Oil dropped nearly 6 percent on Wednesday to near $63 a barrel in the biggest one-day slide since April after data showed a surge in U.S. crude inventories on higher imports and lower refinery activity.
Crude stocks in the world's top consumer jumped 5.1 million barrels in the week to July 24, according to data from the U.S. Energy Information Administration, countering analyst expectations for an inventory draw.
The build came as crude imports hit a six-month high and refiners -- their profits battered by limp demand -- cut back on their processing rates.
U.S. crude traded down $3.88, or 5.77 percent, to settle at $63.35 a barrel in the biggest percentage decline since April 20. London Brent fell $3.35 to $66.53 a barrel.
Over the past four weeks, U.S. fuel consumption dropped 4.1 percent against year-ago levels, led by a 10.7 percent drop in demand for distillates, which include key industrial fuels such as diesel. Distillate stocks rose to the highest level in nearly 25 years, while gasoline stockpiles fell, the EIA said.
The build this week will put more pressure on oil, especially given that we were already seeing return of risk aversion across markets, with the U.S. dollar climbing and the stock market lower, said Rachel Ziemba, lead energy analyst for RGE Monitor in New York.
Optimism an economic recovery has helped push crude prices up from below $33 a barrel in December, with investors looking toward positive economic data for signs of a turnaround in flagging oil demand.
U.S. stock markets <.N> traded lower on Wednesday and the dollar rose broadly as investors piled into safer havens.

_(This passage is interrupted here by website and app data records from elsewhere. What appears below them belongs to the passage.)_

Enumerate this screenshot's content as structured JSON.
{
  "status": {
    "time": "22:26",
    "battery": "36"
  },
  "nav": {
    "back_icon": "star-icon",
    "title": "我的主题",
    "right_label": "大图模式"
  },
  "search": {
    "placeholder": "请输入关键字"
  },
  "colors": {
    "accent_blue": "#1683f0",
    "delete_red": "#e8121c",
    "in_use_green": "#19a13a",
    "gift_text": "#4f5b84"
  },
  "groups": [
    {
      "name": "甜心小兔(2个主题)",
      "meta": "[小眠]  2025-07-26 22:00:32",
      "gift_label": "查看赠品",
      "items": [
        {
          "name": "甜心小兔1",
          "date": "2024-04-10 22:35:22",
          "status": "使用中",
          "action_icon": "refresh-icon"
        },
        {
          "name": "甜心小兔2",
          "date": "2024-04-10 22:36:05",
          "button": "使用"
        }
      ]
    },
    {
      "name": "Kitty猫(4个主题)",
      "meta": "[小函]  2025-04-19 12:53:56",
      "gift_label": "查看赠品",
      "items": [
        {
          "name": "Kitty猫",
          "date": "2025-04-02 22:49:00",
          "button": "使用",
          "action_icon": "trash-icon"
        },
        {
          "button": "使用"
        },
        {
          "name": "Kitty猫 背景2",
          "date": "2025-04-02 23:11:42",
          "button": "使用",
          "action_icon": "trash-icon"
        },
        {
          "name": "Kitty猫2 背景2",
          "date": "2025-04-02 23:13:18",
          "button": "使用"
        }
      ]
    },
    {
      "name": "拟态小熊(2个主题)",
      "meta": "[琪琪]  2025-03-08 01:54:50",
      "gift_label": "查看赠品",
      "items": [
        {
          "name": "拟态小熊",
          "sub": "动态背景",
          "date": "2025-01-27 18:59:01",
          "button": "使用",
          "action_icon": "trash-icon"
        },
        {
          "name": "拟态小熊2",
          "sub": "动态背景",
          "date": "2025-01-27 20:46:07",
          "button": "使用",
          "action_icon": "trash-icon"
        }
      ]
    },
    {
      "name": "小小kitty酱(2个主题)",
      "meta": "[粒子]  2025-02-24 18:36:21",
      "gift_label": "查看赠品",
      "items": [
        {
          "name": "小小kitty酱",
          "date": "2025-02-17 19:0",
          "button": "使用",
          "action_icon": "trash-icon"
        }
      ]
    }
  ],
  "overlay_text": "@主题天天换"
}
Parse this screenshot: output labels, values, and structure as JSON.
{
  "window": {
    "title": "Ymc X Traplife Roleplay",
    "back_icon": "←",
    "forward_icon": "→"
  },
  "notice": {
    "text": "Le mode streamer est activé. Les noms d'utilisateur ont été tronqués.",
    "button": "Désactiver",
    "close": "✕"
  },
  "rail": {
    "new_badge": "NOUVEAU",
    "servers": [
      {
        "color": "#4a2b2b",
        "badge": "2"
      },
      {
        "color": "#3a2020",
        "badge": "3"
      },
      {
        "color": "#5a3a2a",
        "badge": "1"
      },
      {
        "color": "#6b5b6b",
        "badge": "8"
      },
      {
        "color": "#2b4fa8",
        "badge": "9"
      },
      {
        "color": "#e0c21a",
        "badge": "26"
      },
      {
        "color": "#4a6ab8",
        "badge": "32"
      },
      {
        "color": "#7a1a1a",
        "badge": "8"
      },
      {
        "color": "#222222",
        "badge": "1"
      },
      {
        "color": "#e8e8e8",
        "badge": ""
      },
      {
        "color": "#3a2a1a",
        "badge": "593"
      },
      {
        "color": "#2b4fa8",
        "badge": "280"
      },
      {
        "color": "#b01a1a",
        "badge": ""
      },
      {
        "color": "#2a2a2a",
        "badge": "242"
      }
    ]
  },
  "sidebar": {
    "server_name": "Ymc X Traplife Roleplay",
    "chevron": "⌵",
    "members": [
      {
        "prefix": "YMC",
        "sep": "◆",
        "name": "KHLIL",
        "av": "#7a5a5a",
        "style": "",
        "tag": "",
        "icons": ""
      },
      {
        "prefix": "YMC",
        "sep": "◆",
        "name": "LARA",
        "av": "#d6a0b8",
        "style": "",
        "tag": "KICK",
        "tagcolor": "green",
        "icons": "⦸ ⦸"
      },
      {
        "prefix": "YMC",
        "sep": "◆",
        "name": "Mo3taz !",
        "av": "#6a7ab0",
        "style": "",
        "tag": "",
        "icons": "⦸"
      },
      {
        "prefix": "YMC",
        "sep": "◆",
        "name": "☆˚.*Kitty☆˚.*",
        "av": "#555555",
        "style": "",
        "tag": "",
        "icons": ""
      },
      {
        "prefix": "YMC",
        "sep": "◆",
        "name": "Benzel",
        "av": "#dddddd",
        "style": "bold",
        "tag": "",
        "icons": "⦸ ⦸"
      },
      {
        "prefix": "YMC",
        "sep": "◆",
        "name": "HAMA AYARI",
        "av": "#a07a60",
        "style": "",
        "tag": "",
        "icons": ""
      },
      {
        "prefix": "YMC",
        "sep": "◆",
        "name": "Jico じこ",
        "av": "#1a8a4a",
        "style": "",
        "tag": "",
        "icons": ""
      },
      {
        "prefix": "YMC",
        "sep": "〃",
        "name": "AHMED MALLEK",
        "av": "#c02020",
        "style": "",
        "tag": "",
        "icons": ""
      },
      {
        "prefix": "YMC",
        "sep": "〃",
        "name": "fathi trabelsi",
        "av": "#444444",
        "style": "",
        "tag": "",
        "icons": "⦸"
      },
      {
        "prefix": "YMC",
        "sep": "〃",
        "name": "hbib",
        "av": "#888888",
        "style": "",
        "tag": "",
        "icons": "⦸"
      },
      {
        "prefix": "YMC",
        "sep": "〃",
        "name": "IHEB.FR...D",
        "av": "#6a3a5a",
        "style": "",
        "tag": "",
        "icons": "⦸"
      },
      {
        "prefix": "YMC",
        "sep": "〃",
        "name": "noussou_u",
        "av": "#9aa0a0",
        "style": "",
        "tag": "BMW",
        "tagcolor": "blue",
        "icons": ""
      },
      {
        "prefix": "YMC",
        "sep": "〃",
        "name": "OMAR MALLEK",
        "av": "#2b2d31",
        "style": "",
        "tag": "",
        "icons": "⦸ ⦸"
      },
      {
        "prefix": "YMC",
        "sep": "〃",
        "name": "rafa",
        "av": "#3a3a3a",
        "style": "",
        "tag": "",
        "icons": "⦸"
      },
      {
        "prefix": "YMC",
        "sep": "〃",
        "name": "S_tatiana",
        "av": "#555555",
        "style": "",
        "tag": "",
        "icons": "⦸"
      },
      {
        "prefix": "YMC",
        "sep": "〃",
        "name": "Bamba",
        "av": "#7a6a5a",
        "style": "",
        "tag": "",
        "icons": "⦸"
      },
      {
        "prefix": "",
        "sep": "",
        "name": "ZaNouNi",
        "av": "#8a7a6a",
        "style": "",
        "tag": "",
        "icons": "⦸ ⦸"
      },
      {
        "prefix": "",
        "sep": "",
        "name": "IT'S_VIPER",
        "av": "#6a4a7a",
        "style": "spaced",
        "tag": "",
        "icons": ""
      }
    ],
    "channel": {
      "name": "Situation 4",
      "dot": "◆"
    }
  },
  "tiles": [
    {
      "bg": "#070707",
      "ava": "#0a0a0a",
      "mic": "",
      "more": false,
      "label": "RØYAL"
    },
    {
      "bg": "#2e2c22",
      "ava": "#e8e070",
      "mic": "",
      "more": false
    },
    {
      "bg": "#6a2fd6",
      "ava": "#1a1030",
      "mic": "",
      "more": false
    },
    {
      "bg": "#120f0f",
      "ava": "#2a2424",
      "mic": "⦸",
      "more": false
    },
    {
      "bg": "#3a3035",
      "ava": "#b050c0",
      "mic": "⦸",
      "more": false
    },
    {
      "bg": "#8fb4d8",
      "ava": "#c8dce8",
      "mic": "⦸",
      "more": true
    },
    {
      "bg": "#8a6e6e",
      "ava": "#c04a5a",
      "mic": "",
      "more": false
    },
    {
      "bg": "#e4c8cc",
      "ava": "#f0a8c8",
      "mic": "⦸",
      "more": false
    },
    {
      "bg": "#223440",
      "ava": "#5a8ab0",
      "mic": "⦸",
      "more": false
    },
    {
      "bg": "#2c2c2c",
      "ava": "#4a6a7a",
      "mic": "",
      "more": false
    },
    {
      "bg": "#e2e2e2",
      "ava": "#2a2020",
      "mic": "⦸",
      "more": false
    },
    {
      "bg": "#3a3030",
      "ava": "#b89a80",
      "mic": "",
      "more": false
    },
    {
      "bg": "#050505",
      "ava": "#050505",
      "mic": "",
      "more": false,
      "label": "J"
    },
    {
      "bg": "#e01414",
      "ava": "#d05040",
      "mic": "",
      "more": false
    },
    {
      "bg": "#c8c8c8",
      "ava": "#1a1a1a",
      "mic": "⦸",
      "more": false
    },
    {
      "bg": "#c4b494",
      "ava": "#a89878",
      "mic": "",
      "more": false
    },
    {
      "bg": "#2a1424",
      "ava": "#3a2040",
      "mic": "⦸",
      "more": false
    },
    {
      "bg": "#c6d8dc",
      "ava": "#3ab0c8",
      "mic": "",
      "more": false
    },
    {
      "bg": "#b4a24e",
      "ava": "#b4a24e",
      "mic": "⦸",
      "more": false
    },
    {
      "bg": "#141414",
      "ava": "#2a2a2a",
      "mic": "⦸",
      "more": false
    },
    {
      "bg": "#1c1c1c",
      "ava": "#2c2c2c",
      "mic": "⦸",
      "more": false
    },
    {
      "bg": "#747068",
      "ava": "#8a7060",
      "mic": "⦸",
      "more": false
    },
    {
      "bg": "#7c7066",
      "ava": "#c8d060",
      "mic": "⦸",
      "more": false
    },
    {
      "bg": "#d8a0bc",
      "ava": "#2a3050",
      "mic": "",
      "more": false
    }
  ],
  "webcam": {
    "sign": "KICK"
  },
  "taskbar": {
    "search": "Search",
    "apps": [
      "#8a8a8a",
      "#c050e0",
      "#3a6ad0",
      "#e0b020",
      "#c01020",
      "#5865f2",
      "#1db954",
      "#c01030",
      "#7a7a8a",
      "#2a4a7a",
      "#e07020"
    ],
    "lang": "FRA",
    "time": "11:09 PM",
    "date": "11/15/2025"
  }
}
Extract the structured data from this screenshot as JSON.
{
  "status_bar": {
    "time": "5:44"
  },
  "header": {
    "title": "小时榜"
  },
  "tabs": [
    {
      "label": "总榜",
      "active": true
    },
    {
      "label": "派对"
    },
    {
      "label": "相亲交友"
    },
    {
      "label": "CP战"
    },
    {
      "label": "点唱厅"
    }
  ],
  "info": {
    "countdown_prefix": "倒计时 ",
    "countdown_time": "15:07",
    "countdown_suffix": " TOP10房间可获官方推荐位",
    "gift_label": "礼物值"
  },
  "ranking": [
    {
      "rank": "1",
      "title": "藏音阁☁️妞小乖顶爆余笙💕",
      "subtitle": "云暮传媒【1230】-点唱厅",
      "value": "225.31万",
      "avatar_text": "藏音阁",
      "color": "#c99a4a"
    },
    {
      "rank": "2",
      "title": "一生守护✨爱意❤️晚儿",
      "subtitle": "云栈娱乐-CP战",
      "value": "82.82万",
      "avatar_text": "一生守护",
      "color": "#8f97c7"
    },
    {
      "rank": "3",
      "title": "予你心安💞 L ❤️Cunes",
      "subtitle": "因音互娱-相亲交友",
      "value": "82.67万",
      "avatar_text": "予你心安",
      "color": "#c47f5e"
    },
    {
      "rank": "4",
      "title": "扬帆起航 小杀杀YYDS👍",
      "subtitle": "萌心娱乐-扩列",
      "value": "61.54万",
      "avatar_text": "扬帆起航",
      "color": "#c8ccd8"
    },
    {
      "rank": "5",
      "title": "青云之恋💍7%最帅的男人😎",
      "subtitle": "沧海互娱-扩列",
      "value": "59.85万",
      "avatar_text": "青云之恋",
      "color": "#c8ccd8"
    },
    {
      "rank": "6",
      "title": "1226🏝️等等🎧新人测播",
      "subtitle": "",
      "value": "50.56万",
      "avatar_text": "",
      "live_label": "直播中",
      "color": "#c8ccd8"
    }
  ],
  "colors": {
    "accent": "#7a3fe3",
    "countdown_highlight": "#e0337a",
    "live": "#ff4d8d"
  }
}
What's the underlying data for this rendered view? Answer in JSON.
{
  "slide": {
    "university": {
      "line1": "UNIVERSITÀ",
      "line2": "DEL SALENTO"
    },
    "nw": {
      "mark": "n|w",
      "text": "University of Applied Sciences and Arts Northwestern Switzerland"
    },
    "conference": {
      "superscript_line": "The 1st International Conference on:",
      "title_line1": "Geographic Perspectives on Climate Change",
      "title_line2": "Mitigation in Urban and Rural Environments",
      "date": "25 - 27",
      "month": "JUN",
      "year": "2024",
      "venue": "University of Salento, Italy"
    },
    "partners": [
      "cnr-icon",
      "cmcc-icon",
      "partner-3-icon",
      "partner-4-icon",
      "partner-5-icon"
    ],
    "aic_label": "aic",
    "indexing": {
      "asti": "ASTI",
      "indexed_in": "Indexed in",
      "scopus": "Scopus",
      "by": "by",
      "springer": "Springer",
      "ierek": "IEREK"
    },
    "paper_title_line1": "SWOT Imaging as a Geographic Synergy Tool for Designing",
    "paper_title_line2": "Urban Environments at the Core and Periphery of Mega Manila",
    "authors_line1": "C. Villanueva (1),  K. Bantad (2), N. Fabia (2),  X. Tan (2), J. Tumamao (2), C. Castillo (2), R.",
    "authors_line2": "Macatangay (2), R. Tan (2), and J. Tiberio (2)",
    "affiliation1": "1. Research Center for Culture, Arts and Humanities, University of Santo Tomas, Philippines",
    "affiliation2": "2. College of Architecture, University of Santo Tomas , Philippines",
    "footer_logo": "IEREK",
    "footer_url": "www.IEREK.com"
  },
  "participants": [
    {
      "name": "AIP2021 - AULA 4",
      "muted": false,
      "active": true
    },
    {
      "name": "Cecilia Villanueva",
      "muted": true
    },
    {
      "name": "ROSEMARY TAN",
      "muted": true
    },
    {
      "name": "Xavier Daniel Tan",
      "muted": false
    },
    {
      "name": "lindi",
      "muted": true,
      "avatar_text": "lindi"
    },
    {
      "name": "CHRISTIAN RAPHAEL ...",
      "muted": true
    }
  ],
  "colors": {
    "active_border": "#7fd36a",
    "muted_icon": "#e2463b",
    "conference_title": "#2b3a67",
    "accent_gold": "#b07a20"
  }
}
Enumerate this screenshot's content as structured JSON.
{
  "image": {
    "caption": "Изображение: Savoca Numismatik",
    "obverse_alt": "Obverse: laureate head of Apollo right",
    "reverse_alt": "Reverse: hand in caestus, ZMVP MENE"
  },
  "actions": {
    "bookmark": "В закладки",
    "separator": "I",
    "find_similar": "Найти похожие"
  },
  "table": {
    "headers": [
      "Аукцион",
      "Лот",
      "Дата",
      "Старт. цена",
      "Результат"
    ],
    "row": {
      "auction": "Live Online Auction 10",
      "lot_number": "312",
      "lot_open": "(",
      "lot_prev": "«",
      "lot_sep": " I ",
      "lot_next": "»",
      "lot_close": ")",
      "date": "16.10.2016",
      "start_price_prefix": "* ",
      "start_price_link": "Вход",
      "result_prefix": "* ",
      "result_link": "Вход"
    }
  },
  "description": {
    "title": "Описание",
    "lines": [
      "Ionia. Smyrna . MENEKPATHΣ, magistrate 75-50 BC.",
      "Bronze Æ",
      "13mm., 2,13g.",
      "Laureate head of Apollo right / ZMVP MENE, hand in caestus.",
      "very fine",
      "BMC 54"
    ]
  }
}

Further pressure came after commerce Department data showed new durable goods orders fell 2.5 percent in June, the largest percentage drop since January, after rising 1.3 percent in May.
Falling demand due to the recession knocked crude off record highs near $150 a barrel hit last July, clipping a six-year rally in commodities that had been fueled by rapid growth expansion in emerging economies such as China.
The wide swings in prices has raised concern over speculation in commodities markets, prompting the U.S. Commodities Futures Trading Commission to consider implementing position limits for some commodity futures.
CFTC Gary Gensler said on Wednesday he supported exemptions from tough new investor limits for bona fide hedgers, however, despite worries they could limit the usefulness of position limits.
While I believe that we should maintain exemptions for bona fide hedgers, I am concerned that granting exemptions for financial risk management can defeat the effectiveness of position limits, he said during the second day of hearings on tightening regulatory oversight of U.S. futures markets.
A senior analyst for the International Energy Agency said volatile oil prices may have reached a floor.
The evidence so far suggests that prices have probably reached a floor which may be around $50 to $60, Eduardo Lopez told Reuters on the sidelines of an oil and gas conference in Cape Town.
(Additional reporting by Gene Ramos and Robert Gibbons in New York and Joe Brock and Barbara Lewis in London; Editing by Christian Wiessner)